__What you have to do__
Search the entries below for the word "JSON" and copy every line where it appears.

__Dataset excerpts__
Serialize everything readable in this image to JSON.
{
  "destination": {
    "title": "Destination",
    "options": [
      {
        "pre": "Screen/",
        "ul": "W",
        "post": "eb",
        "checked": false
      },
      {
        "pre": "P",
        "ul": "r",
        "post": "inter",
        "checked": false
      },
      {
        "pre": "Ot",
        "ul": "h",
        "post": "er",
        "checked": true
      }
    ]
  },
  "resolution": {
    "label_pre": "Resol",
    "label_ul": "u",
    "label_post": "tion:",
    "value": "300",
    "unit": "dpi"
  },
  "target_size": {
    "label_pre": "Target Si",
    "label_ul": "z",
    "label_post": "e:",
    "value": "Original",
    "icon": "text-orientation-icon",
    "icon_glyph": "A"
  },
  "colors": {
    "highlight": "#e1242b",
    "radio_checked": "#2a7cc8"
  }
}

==

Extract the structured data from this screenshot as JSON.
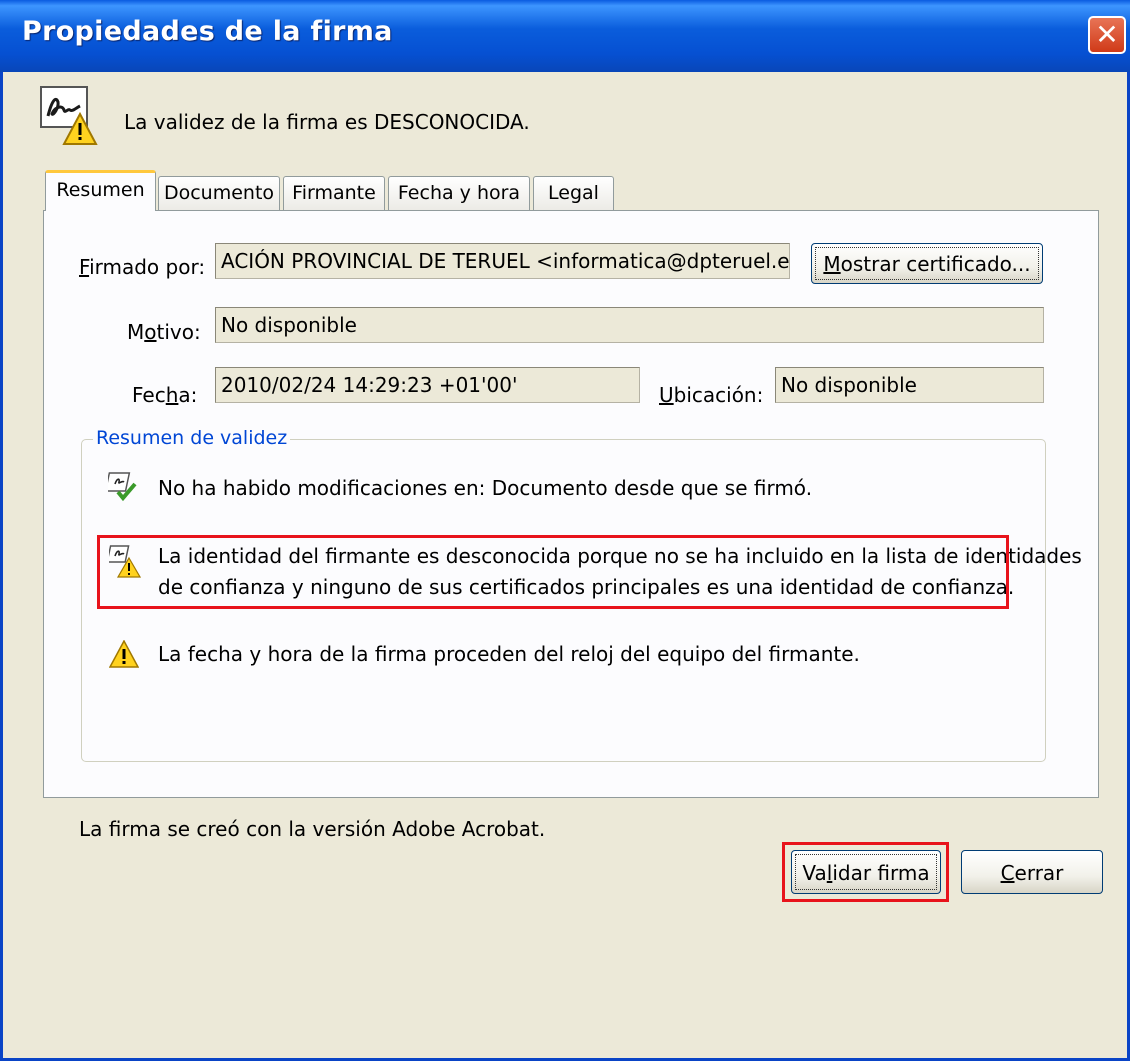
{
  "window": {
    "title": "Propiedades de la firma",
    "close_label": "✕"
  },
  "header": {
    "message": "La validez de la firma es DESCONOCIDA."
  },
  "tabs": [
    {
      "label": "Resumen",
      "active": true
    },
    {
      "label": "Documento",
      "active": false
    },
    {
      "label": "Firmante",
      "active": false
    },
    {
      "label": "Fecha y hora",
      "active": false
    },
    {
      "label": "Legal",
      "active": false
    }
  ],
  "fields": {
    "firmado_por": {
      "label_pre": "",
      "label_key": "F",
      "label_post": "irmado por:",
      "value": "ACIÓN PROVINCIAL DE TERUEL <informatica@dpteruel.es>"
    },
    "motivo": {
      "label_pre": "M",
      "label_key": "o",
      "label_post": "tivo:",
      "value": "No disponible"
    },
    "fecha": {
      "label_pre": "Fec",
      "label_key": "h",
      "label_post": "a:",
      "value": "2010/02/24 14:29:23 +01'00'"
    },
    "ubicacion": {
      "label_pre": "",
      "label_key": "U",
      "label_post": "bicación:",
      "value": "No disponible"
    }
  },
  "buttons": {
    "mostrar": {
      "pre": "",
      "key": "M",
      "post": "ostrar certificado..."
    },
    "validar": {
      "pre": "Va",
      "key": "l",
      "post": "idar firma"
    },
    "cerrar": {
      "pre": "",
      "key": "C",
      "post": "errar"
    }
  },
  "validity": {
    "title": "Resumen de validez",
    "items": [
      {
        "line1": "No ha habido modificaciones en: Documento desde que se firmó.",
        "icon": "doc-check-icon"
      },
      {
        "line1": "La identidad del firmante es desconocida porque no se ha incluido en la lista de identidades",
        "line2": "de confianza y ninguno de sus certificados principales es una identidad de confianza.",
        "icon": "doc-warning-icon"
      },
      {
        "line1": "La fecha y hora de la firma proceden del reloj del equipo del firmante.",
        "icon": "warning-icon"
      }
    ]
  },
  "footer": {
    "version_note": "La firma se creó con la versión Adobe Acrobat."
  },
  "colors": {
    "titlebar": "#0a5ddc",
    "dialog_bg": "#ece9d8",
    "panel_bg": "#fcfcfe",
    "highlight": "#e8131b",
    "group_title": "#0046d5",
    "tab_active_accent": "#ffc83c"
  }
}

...

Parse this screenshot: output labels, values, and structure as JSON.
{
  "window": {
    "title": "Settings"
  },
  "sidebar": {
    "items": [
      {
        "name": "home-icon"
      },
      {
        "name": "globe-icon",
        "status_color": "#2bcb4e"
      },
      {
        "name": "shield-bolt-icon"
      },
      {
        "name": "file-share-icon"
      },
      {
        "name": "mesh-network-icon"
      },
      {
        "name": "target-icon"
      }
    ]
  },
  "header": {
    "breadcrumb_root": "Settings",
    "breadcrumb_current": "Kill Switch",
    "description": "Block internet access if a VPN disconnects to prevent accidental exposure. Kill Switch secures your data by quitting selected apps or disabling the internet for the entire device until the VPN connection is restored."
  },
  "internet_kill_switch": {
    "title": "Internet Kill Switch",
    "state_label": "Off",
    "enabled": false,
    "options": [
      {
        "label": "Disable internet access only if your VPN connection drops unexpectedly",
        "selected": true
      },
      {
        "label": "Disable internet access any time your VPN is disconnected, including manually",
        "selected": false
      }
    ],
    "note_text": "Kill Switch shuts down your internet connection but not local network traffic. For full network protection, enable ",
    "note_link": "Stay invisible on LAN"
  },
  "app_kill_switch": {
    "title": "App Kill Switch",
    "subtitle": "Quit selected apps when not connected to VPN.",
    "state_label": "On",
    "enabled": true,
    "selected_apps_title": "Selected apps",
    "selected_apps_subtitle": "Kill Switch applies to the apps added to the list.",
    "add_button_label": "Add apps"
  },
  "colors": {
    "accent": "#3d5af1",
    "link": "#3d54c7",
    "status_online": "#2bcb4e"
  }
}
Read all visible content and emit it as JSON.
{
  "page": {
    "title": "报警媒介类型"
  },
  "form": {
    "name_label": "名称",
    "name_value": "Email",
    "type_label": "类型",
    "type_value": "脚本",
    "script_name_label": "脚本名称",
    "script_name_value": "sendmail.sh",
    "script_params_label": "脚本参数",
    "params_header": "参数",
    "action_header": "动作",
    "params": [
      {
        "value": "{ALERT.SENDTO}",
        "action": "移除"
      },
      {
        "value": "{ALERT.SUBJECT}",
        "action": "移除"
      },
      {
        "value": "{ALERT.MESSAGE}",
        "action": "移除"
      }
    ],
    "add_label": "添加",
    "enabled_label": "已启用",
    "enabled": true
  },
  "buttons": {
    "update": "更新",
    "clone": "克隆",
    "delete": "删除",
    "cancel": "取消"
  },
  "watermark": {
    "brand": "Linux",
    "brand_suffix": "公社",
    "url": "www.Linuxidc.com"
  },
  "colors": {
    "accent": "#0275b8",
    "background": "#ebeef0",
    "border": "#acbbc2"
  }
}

__Written answer__
Serialize everything readable in this image to JSON.
Extract the structured data from this screenshot as JSON.
Parse this screenshot: output labels, values, and structure as JSON.
Read all visible content and emit it as JSON.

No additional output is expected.